Component data from apps and pages
^^^^^^^^
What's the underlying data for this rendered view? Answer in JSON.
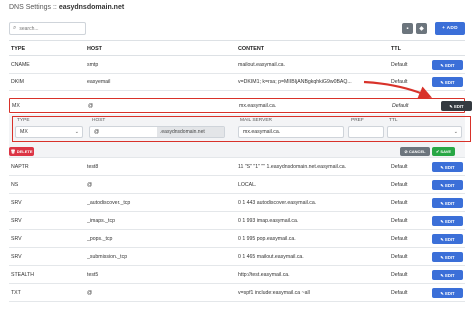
{
  "header": {
    "title_prefix": "DNS Settings ::",
    "domain": "easydnsdomain.net"
  },
  "toolbar": {
    "search_placeholder": "search...",
    "add_label": "+ ADD"
  },
  "table": {
    "columns": [
      "TYPE",
      "HOST",
      "CONTENT",
      "TTL"
    ],
    "edit_label": "✎ EDIT",
    "rows_top": [
      {
        "type": "CNAME",
        "host": "smtp",
        "content": "mailout.easymail.ca.",
        "ttl": "Default"
      },
      {
        "type": "DKIM",
        "host": "easyemail",
        "content": "v=DKIM1; k=rsa; p=MIIBIjANBgkqhkiG9w0BAQ...",
        "ttl": "Default"
      }
    ],
    "mx_row": {
      "type": "MX",
      "host": "@",
      "content": "mx.easymail.ca.",
      "ttl": "Default"
    },
    "rows_bottom": [
      {
        "type": "NAPTR",
        "host": "test8",
        "content": "11 \"S\" \"1\" \"\" 1.easydnsdomain.net.easymail.ca.",
        "ttl": "Default"
      },
      {
        "type": "NS",
        "host": "@",
        "content": "LOCAL.",
        "ttl": "Default"
      },
      {
        "type": "SRV",
        "host": "_autodiscover._tcp",
        "content": "0 1 443 autodiscover.easymail.ca.",
        "ttl": "Default"
      },
      {
        "type": "SRV",
        "host": "_imaps._tcp",
        "content": "0 1 993 imap.easymail.ca.",
        "ttl": "Default"
      },
      {
        "type": "SRV",
        "host": "_pops._tcp",
        "content": "0 1 995 pop.easymail.ca.",
        "ttl": "Default"
      },
      {
        "type": "SRV",
        "host": "_submission._tcp",
        "content": "0 1 465 mailout.easymail.ca.",
        "ttl": "Default"
      },
      {
        "type": "STEALTH",
        "host": "test5",
        "content": "http://test.easymail.ca.",
        "ttl": "Default"
      },
      {
        "type": "TXT",
        "host": "@",
        "content": "v=spf1 include:easymail.ca ~all",
        "ttl": "Default"
      }
    ]
  },
  "editor": {
    "labels": {
      "type": "TYPE",
      "host": "HOST",
      "mail_server": "MAIL SERVER",
      "pref": "PREF",
      "ttl": "TTL"
    },
    "type_value": "MX",
    "host_value": "@",
    "host_suffix": ".easydnsdomain.net",
    "mail_server_value": "mx.easymail.ca.",
    "pref_value": "",
    "ttl_value": "",
    "delete_label": "🗑 DELETE",
    "cancel_label": "⊘ CANCEL",
    "save_label": "✔ SAVE"
  },
  "colors": {
    "primary": "#3b6fd8",
    "danger": "#dc3545",
    "success": "#28a745",
    "secondary": "#6c757d",
    "highlight": "#d8322a"
  }
}
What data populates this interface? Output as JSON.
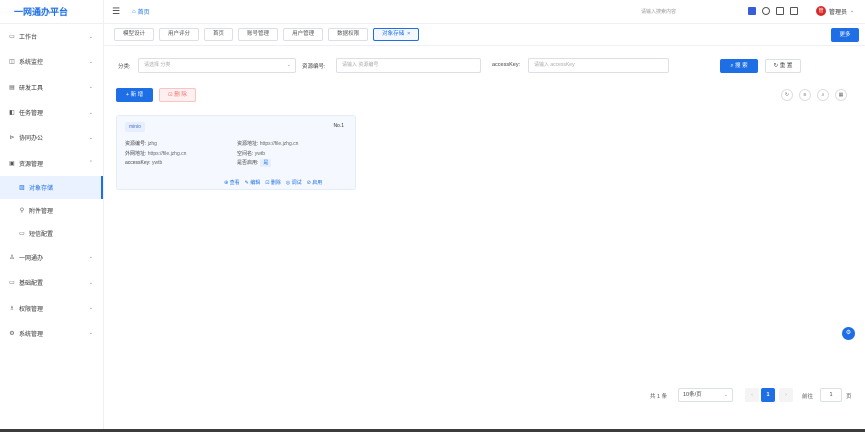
{
  "app": {
    "title": "一网通办平台"
  },
  "sidebar": {
    "items": [
      {
        "label": "工作台",
        "icon": "monitor-icon",
        "glyph": "▭",
        "expanded": false
      },
      {
        "label": "系统监控",
        "icon": "chart-icon",
        "glyph": "◫",
        "expanded": false
      },
      {
        "label": "研发工具",
        "icon": "tool-icon",
        "glyph": "▤",
        "expanded": false
      },
      {
        "label": "任务管理",
        "icon": "task-icon",
        "glyph": "◧",
        "expanded": false
      },
      {
        "label": "协同办公",
        "icon": "flow-icon",
        "glyph": "⊳",
        "expanded": false
      },
      {
        "label": "资源管理",
        "icon": "resource-icon",
        "glyph": "▣",
        "expanded": true
      }
    ],
    "sub_items": [
      {
        "label": "对象存储",
        "icon": "storage-icon",
        "glyph": "▨",
        "active": true
      },
      {
        "label": "附件管理",
        "icon": "attachment-icon",
        "glyph": "⚲",
        "active": false
      },
      {
        "label": "短信配置",
        "icon": "sms-icon",
        "glyph": "▭",
        "active": false
      }
    ],
    "items_after": [
      {
        "label": "一网通办",
        "icon": "user-group-icon",
        "glyph": "♙",
        "expanded": false
      },
      {
        "label": "基础配置",
        "icon": "config-icon",
        "glyph": "▭",
        "expanded": false
      },
      {
        "label": "权限管理",
        "icon": "permission-icon",
        "glyph": "♗",
        "expanded": false
      },
      {
        "label": "系统管理",
        "icon": "gear-icon",
        "glyph": "⚙",
        "expanded": false
      }
    ]
  },
  "header": {
    "breadcrumb_home": "首页",
    "search_hint": "请输入搜索内容",
    "user_name": "管理员",
    "user_avatar_text": "管"
  },
  "tabs": [
    {
      "label": "模型设计",
      "active": false
    },
    {
      "label": "用户评分",
      "active": false
    },
    {
      "label": "首页",
      "active": false
    },
    {
      "label": "账号管理",
      "active": false
    },
    {
      "label": "用户管理",
      "active": false
    },
    {
      "label": "数据权限",
      "active": false
    },
    {
      "label": "对象存储",
      "active": true,
      "close": "×"
    }
  ],
  "more_button": "更多",
  "filter": {
    "category_label": "分类:",
    "category_placeholder": "请选择 分类",
    "resource_code_label": "资源编号:",
    "resource_code_placeholder": "请输入 资源编号",
    "accesskey_label": "accessKey:",
    "accesskey_placeholder": "请输入 accessKey",
    "search_button": "搜 索",
    "reset_button": "重 置"
  },
  "actions": {
    "add_button": "新 增",
    "delete_button": "删 除"
  },
  "card": {
    "tag": "minio",
    "number": "No.1",
    "resource_code_label": "资源编号:",
    "resource_code_value": "jzhg",
    "external_url_label": "外网地址:",
    "external_url_value": "https://file.jzhg.cn",
    "accesskey_label": "accessKey:",
    "accesskey_value": "ywtb",
    "resource_url_label": "资源地址:",
    "resource_url_value": "https://file.jzhg.cn",
    "bucket_label": "空间名:",
    "bucket_value": "ywtb",
    "enabled_label": "是否启用:",
    "enabled_value": "是",
    "actions": [
      {
        "label": "查看",
        "icon": "eye-icon",
        "glyph": "⊕"
      },
      {
        "label": "编辑",
        "icon": "edit-icon",
        "glyph": "✎"
      },
      {
        "label": "删除",
        "icon": "trash-icon",
        "glyph": "⊡"
      },
      {
        "label": "调试",
        "icon": "debug-icon",
        "glyph": "◎"
      },
      {
        "label": "启用",
        "icon": "enable-icon",
        "glyph": "⊘"
      }
    ]
  },
  "pagination": {
    "total": "共 1 条",
    "page_size": "10条/页",
    "current_page": "1",
    "goto_label": "前往",
    "goto_value": "1",
    "page_unit": "页"
  },
  "colors": {
    "primary": "#1e6fe6",
    "danger": "#f56c6c",
    "card_bg": "#f5f9ff"
  }
}
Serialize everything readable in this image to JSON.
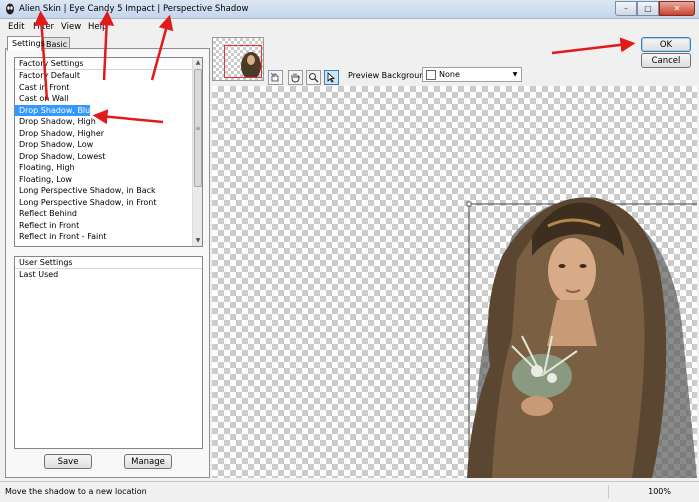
{
  "window": {
    "title": "Alien Skin | Eye Candy 5 Impact | Perspective Shadow",
    "minimize_glyph": "–",
    "maximize_glyph": "□",
    "close_glyph": "✕"
  },
  "menu": {
    "items": [
      "Edit",
      "Filter",
      "View",
      "Help"
    ]
  },
  "tabs": [
    "Settings",
    "Basic"
  ],
  "factory_settings": {
    "header": "Factory Settings",
    "items": [
      "Factory Default",
      "Cast in Front",
      "Cast on Wall",
      "Drop Shadow, Blurry",
      "Drop Shadow, High",
      "Drop Shadow, Higher",
      "Drop Shadow, Low",
      "Drop Shadow, Lowest",
      "Floating, High",
      "Floating, Low",
      "Long Perspective Shadow, in Back",
      "Long Perspective Shadow, in Front",
      "Reflect Behind",
      "Reflect in Front",
      "Reflect in Front - Faint"
    ],
    "selected_index": 3
  },
  "user_settings": {
    "header": "User Settings",
    "items": [
      "Last Used"
    ]
  },
  "buttons": {
    "save": "Save",
    "manage": "Manage",
    "ok": "OK",
    "cancel": "Cancel"
  },
  "preview": {
    "background_label": "Preview Background:",
    "background_value": "None",
    "tools": [
      "hand-cursor-icon",
      "hand-icon",
      "zoom-icon",
      "arrow-cursor-icon"
    ]
  },
  "status": {
    "hint": "Move the shadow to a new location",
    "zoom": "100%"
  },
  "colors": {
    "annotation_arrow": "#e01b1b",
    "selection": "#3399ff"
  }
}
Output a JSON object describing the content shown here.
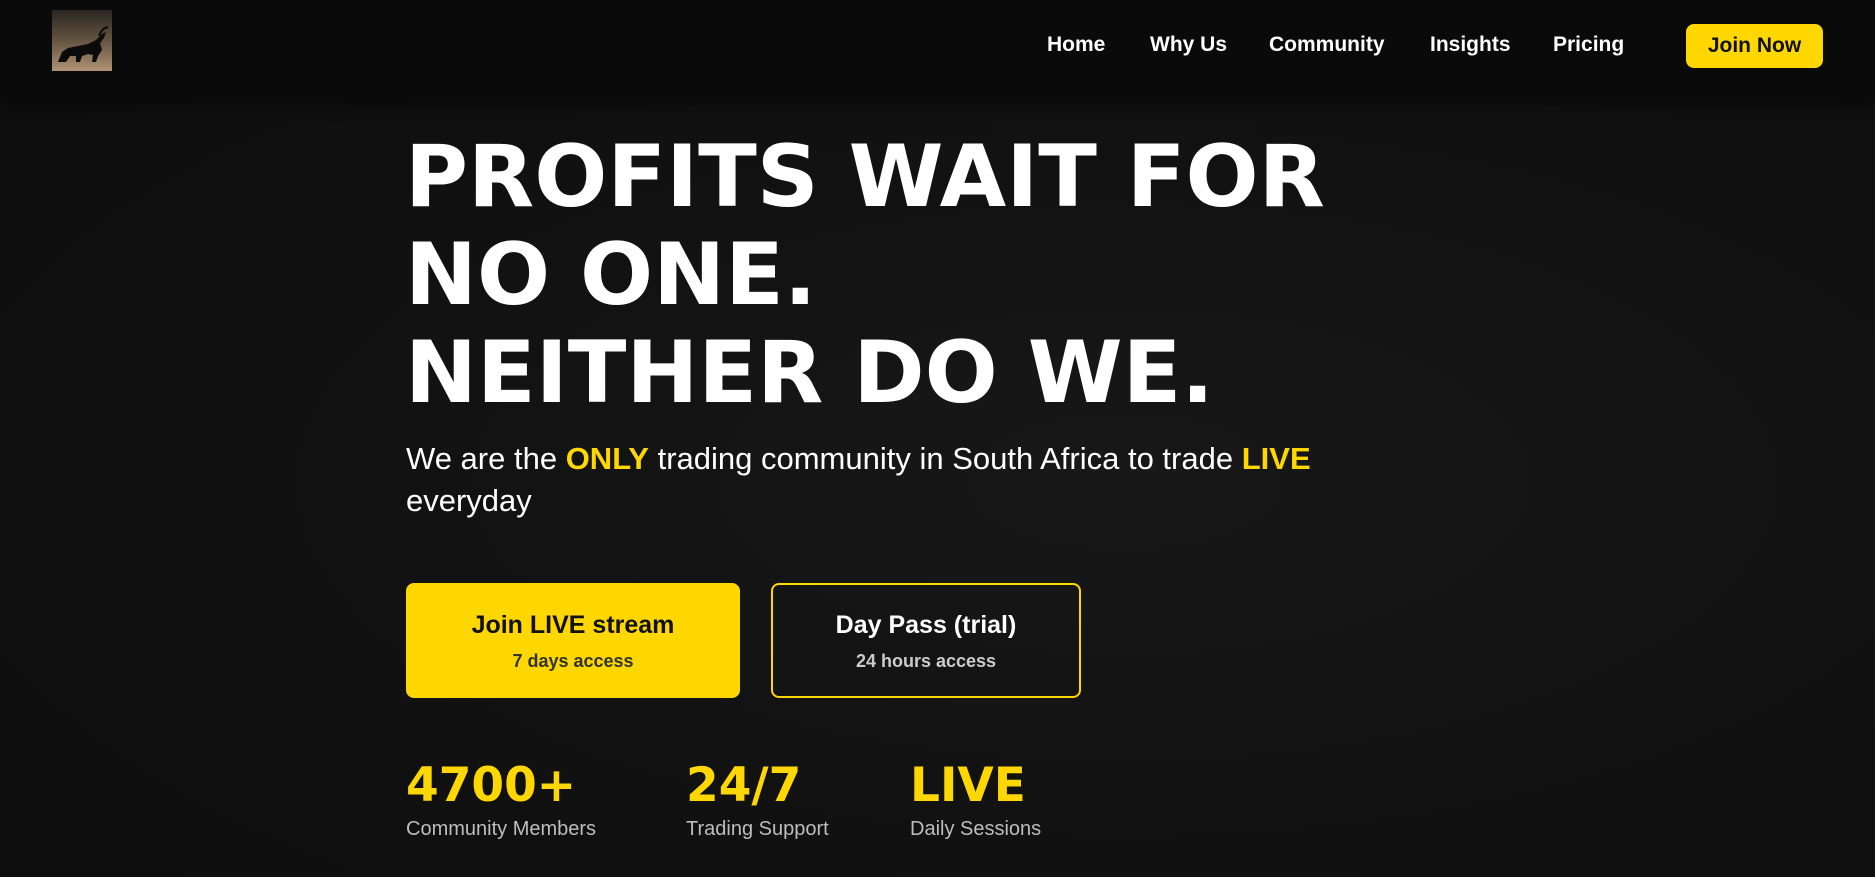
{
  "nav": {
    "logo_name": "bull-logo",
    "links": [
      "Home",
      "Why Us",
      "Community",
      "Insights",
      "Pricing"
    ],
    "cta": "Join Now"
  },
  "hero": {
    "title_lines": [
      "PROFITS WAIT FOR",
      "NO ONE.",
      "NEITHER DO WE."
    ],
    "subtitle": {
      "part1": "We are the ",
      "highlight1": "ONLY",
      "part2": " trading community in South Africa to trade ",
      "highlight2": "LIVE",
      "part3": " everyday"
    }
  },
  "cta_buttons": {
    "primary": {
      "label": "Join LIVE stream",
      "sub": "7 days access"
    },
    "secondary": {
      "label": "Day Pass (trial)",
      "sub": "24 hours access"
    }
  },
  "stats": [
    {
      "value": "4700+",
      "label": "Community Members"
    },
    {
      "value": "24/7",
      "label": "Trading Support"
    },
    {
      "value": "LIVE",
      "label": "Daily Sessions"
    }
  ],
  "colors": {
    "accent": "#FFD700",
    "background": "#111111",
    "navbar": "#0a0a0a",
    "text": "#ffffff"
  }
}
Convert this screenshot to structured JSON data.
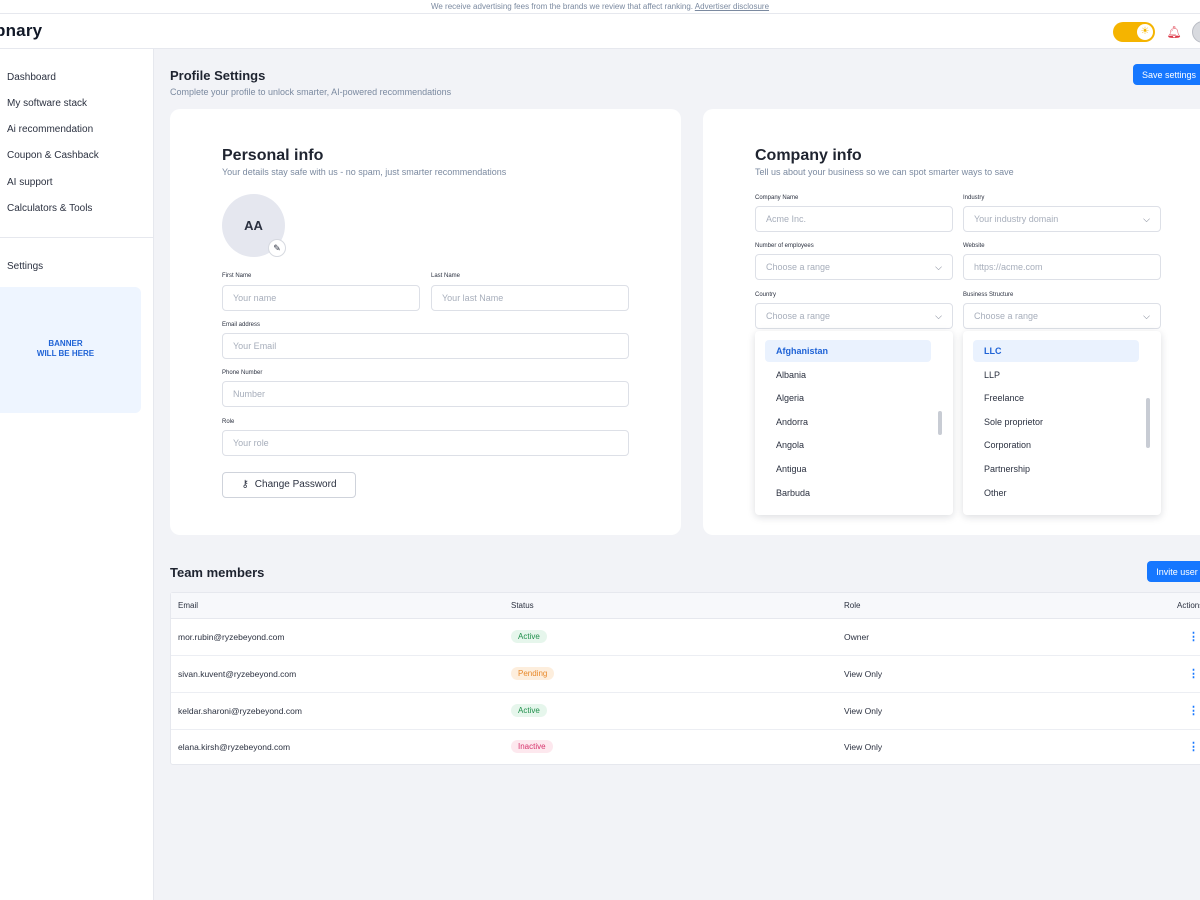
{
  "adbar": {
    "text": "We receive advertising fees from the brands we review that affect ranking.",
    "link": "Advertiser disclosure"
  },
  "header": {
    "logo": "pnary",
    "theme_icon": "sun-icon",
    "notification_icon": "bell-icon"
  },
  "sidebar": {
    "items": [
      {
        "label": "Dashboard"
      },
      {
        "label": "My software stack"
      },
      {
        "label": "Ai recommendation"
      },
      {
        "label": "Coupon & Cashback"
      },
      {
        "label": "AI support"
      },
      {
        "label": "Calculators & Tools"
      }
    ],
    "settings": "Settings",
    "banner_line1": "BANNER",
    "banner_line2": "WILL BE HERE"
  },
  "page": {
    "title": "Profile Settings",
    "subtitle": "Complete your profile to unlock smarter, AI-powered recommendations",
    "save_button": "Save settings"
  },
  "personal": {
    "title": "Personal info",
    "subtitle": "Your details stay safe with us - no spam, just smarter recommendations",
    "initials": "AA",
    "first_name": {
      "label": "First Name",
      "placeholder": "Your name"
    },
    "last_name": {
      "label": "Last Name",
      "placeholder": "Your last Name"
    },
    "email": {
      "label": "Email address",
      "placeholder": "Your Email"
    },
    "phone": {
      "label": "Phone Number",
      "placeholder": "Number"
    },
    "role": {
      "label": "Role",
      "placeholder": "Your role"
    },
    "change_password": "Change Password"
  },
  "company": {
    "title": "Company info",
    "subtitle": "Tell us about your business so we can spot smarter ways to save",
    "company_name": {
      "label": "Company Name",
      "placeholder": "Acme Inc."
    },
    "industry": {
      "label": "Industry",
      "placeholder": "Your industry domain"
    },
    "employees": {
      "label": "Number of employees",
      "placeholder": "Choose a range"
    },
    "website": {
      "label": "Website",
      "placeholder": "https://acme.com"
    },
    "country": {
      "label": "Country",
      "placeholder": "Choose a range"
    },
    "structure": {
      "label": "Business Structure",
      "placeholder": "Choose a range"
    },
    "country_options": [
      "Afghanistan",
      "Albania",
      "Algeria",
      "Andorra",
      "Angola",
      "Antigua",
      "Barbuda"
    ],
    "structure_options": [
      "LLC",
      "LLP",
      "Freelance",
      "Sole proprietor",
      "Corporation",
      "Partnership",
      "Other"
    ]
  },
  "team": {
    "title": "Team members",
    "invite_button": "Invite user",
    "columns": {
      "email": "Email",
      "status": "Status",
      "role": "Role",
      "actions": "Actions"
    },
    "rows": [
      {
        "email": "mor.rubin@ryzebeyond.com",
        "status": "Active",
        "role": "Owner"
      },
      {
        "email": "sivan.kuvent@ryzebeyond.com",
        "status": "Pending",
        "role": "View Only"
      },
      {
        "email": "keldar.sharoni@ryzebeyond.com",
        "status": "Active",
        "role": "View Only"
      },
      {
        "email": "elana.kirsh@ryzebeyond.com",
        "status": "Inactive",
        "role": "View Only"
      }
    ]
  }
}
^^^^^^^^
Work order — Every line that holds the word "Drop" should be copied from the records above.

Written response —
      "Drop Shadow, Blurry",
      "Drop Shadow, High",
      "Drop Shadow, Higher",
      "Drop Shadow, Low",
      "Drop Shadow, Lowest",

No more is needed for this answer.